stint

1
[stint]
See more synonyms for stint on Thesaurus.com
verb (used without object)
  1. to be frugal; get along on a scanty allowance: Don't stint on the food.
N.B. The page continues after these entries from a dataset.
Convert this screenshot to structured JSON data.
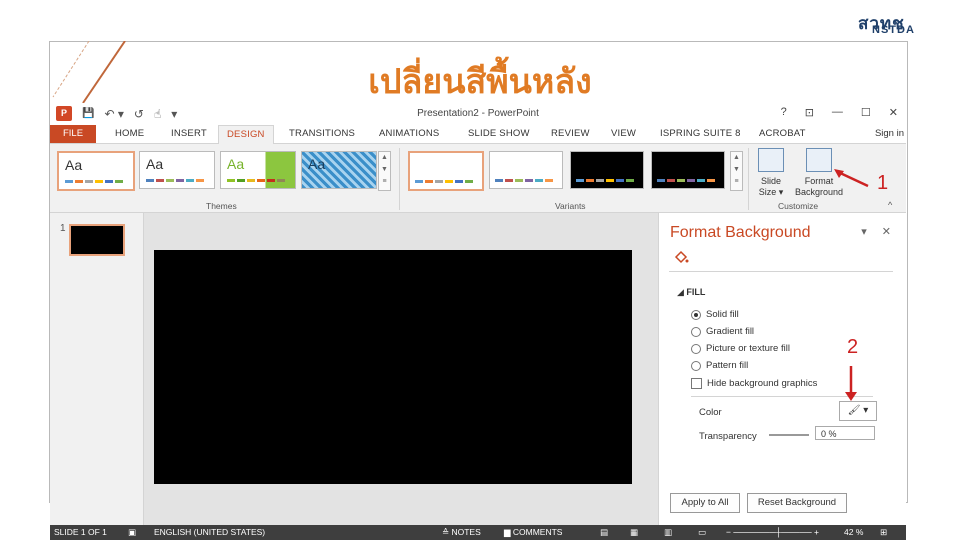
{
  "slide_title": "เปลี่ยนสีพื้นหลัง",
  "logo": {
    "line1": "สวทช",
    "line2": "NSTDA"
  },
  "ppt_window": {
    "title": "Presentation2 - PowerPoint",
    "help": "?",
    "controls": [
      "⊡",
      "—",
      "☐",
      "✕"
    ],
    "qat": {
      "app_icon": "P",
      "save": "💾",
      "undo": "↶ ▾",
      "redo": "↺",
      "touch": "☝",
      "more": "▾"
    }
  },
  "tabs": {
    "file": "FILE",
    "home": "HOME",
    "insert": "INSERT",
    "design": "DESIGN",
    "transitions": "TRANSITIONS",
    "animations": "ANIMATIONS",
    "slide_show": "SLIDE SHOW",
    "review": "REVIEW",
    "view": "VIEW",
    "ispring": "ISPRING SUITE 8",
    "acrobat": "ACROBAT",
    "sign_in": "Sign in"
  },
  "ribbon": {
    "themes_label": "Themes",
    "variants_label": "Variants",
    "customize_label": "Customize",
    "theme_aa": "Aa",
    "slide_size": "Slide\nSize ▾",
    "format_background": "Format\nBackground",
    "collapse": "^"
  },
  "annotations": {
    "one": "1",
    "two": "2"
  },
  "thumbnail": {
    "number": "1"
  },
  "format_pane": {
    "title": "Format Background",
    "controls": "▾ ✕",
    "fill_header": "◢  FILL",
    "options": [
      {
        "label": "Solid fill",
        "selected": true
      },
      {
        "label": "Gradient fill",
        "selected": false
      },
      {
        "label": "Picture or texture fill",
        "selected": false
      },
      {
        "label": "Pattern fill",
        "selected": false
      }
    ],
    "hide_bg": "Hide background graphics",
    "color_label": "Color",
    "color_value": "🖌 ▾",
    "transparency_label": "Transparency",
    "transparency_value": "0 %",
    "apply_all": "Apply to All",
    "reset": "Reset Background"
  },
  "status": {
    "slide": "SLIDE 1 OF 1",
    "language": "ENGLISH (UNITED STATES)",
    "notes": "≙ NOTES",
    "comments": "▆ COMMENTS",
    "zoom": "42 %"
  },
  "colors": {
    "accent": "#c94924",
    "title_orange": "#e07b24",
    "annot_red": "#cc2222"
  }
}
They stinted for years in order to save money.
  2. Archaic. to cease action; desist.
verb (used with object)
  1. to limit to a certain amount, number, share, or allowance, often unduly; set limits to; restrict.
  2. Archaic. to bring to an end; check.
noun
  1. a period of time spent doing something: a two-year stint in the army.
  2. an allotted amount or piece of work: to do one's daily stint.
  3. limitation or restriction, especially as to amount: to give without stint.
  4. a limited, prescribed, or expected quantity, share, rate, etc.: to exceed one's stint.
  5. Obsolete. a pause; halt.

Origin of stint
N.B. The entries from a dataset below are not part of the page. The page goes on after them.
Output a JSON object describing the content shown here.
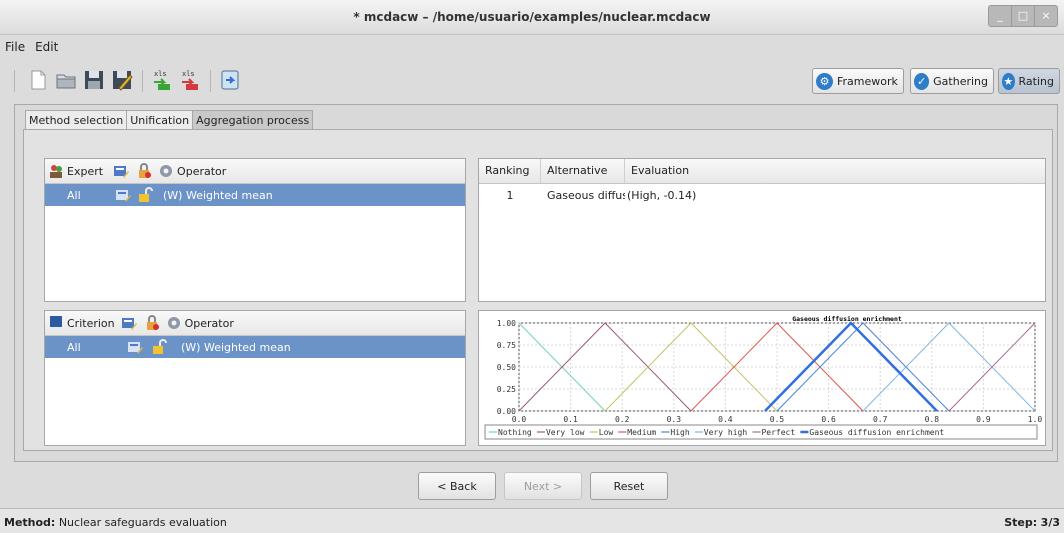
{
  "window": {
    "title": "* mcdacw – /home/usuario/examples/nuclear.mcdacw",
    "controls": [
      "_",
      "□",
      "×"
    ]
  },
  "menu": [
    "File",
    "Edit"
  ],
  "toolbar": {
    "icons": [
      "new-file-icon",
      "open-folder-icon",
      "save-icon",
      "save-as-icon",
      "import-xls-icon",
      "export-xls-icon",
      "export-icon"
    ],
    "xls_label": "xls"
  },
  "phases": [
    {
      "label": "Framework",
      "active": false
    },
    {
      "label": "Gathering",
      "active": false
    },
    {
      "label": "Rating",
      "active": true
    }
  ],
  "tabs": [
    {
      "label": "Method selection",
      "active": false
    },
    {
      "label": "Unification",
      "active": false
    },
    {
      "label": "Aggregation process",
      "active": true
    }
  ],
  "expert_panel": {
    "header": {
      "col1": "Expert",
      "col2": "Operator"
    },
    "row": {
      "name": "All",
      "operator": "(W) Weighted mean"
    }
  },
  "criterion_panel": {
    "header": {
      "col1": "Criterion",
      "col2": "Operator"
    },
    "row": {
      "name": "All",
      "operator": "(W) Weighted mean"
    }
  },
  "ranking_table": {
    "headers": [
      "Ranking",
      "Alternative",
      "Evaluation"
    ],
    "rows": [
      {
        "ranking": "1",
        "alternative": "Gaseous diffus",
        "evaluation": "(High, -0.14)"
      }
    ]
  },
  "chart_data": {
    "type": "line",
    "title": "Gaseous diffusion enrichment",
    "xlim": [
      0,
      1
    ],
    "ylim": [
      0,
      1
    ],
    "xticks": [
      "0.0",
      "0.1",
      "0.2",
      "0.3",
      "0.4",
      "0.5",
      "0.6",
      "0.7",
      "0.8",
      "0.9",
      "1.0"
    ],
    "yticks": [
      "0.00",
      "0.25",
      "0.50",
      "0.75",
      "1.00"
    ],
    "grid": true,
    "legend_position": "bottom",
    "series": [
      {
        "name": "Nothing",
        "color": "#6fd6a8",
        "x": [
          0,
          0,
          0.1667
        ],
        "y": [
          1,
          1,
          0
        ]
      },
      {
        "name": "Very low",
        "color": "#9c5a6e",
        "x": [
          0,
          0.1667,
          0.3333
        ],
        "y": [
          0,
          1,
          0
        ]
      },
      {
        "name": "Low",
        "color": "#c2c26a",
        "x": [
          0.1667,
          0.3333,
          0.5
        ],
        "y": [
          0,
          1,
          0
        ]
      },
      {
        "name": "Medium",
        "color": "#e05550",
        "x": [
          0.3333,
          0.5,
          0.6667
        ],
        "y": [
          0,
          1,
          0
        ]
      },
      {
        "name": "High",
        "color": "#4a84d8",
        "x": [
          0.5,
          0.6667,
          0.8333
        ],
        "y": [
          0,
          1,
          0
        ]
      },
      {
        "name": "Very high",
        "color": "#7eb8e2",
        "x": [
          0.6667,
          0.8333,
          1.0
        ],
        "y": [
          0,
          1,
          0
        ]
      },
      {
        "name": "Perfect",
        "color": "#a66a8c",
        "x": [
          0.8333,
          1.0,
          1.0
        ],
        "y": [
          0,
          1,
          1
        ]
      },
      {
        "name": "Gaseous diffusion enrichment",
        "color": "#2f6fdf",
        "bold": true,
        "x": [
          0.4767,
          0.6433,
          0.81
        ],
        "y": [
          0,
          1,
          0
        ]
      }
    ]
  },
  "buttons": {
    "back": "< Back",
    "next": "Next >",
    "reset": "Reset"
  },
  "status": {
    "method_label": "Method:",
    "method_value": "Nuclear safeguards evaluation",
    "step_label": "Step:",
    "step_value": "3/3"
  }
}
1
1150–1200; (v.) Middle English stinten, Old English styntan to make blunt, dull; (noun) Middle English, derivative of the v.; cognate with Old Norse stytta to shorten; cf. stunt1
Related formsstint·ed·ly, adverbstint·ed·ness, nounstint·er, nounstint·ing·ly, adverbstint·less, adjectiveun·stint·ed, adjectiveun·stint·ing, adjectiveun·stint·ing·ly, adverb
Can be confusedstent stint

Synonyms for stint

See more synonyms for on Thesaurus.com
Dictionary.com Unabridged Based on the Random House Unabridged Dictionary, © Random House, Inc. 2018


Examples from the Web for unstinting

Contemporary Examples of unstinting

  • First, and most simply, the founding fathers were unstinting in their belief that the nascent republic had to pay its debts.

Historical Examples of unstinting

  • Creasy and many other historians are unstinting in praise of Mahmoud.

  • His generosity and kindliness toward his fellow-men was unstinting, but he was withal full to the brim of eccentricity.

    Cornwall

    G. E. Mitton

  • Those who brought the richest gifts considered them a poor return for her own unstinting helpfulness.

    A Pioneer Mother

    Hamlin Garland

  • The Nation owes them its unstinting support while the battle continues--and its enduring gratitude when their service is done.

  • Mr. Kitchell grumbled at first, but when he learned my mission he, too, was jubilant and unstinting in his praise.

    The Yazoo Mystery

    Irving Craddock


British Dictionary definitions for unstinting

unstinting

adjective
  1. not frugal or miserly; generoushard work and unstinting support

stint

1
verb
  1. to be frugal or miserly towards (someone) with (something)
  2. archaic to stop or check (something)
noun
  1. an allotted or fixed amount of work
  2. a limitation or check
  3. obsolete a pause or stoppage
Derived Formsstinter, noun

Word Origin for stint

Old English styntan to blunt; related to Old Norse stytta to cut short; see stunt 1

stint

2
noun
  1. any of various small sandpipers of the chiefly northern genus Calidris (or Erolia), such as C. minuta (little stint)

Word Origin for stint

Old English; related to Middle High German stinz small salmon, Swedish dialect stinta teenager; see stunt 1
Collins English Dictionary - Complete & Unabridged 2012 Digital Edition © William Collins Sons & Co. Ltd. 1979, 1986 © HarperCollins Publishers 1998, 2000, 2003, 2005, 2006, 2007, 2009, 2012

Word Origin and History for unstinting
adj.

late 14c., "unceasing," from un- (1) "not" + present participle of stint (v.). Meaning "lavish" attested by 1845.

stint

v.

"to limit, restrain, to be sparing or frugal," Old English styntan "to blunt, make dull," from Proto-Germanic *stuntijanan (cf. Old Norse stuttr "short, scant," Middle High German stunz "blunt, short," German stutzen "to cut short, curtail, stop, hesitate"), from PIE root *(s)teu- "to beat, strike, push, thrust" (see steep (adj.)). Related: Stinted; stinting. The noun is attested from c.1300.

Online Etymology Dictionary, © 2010 Douglas Harper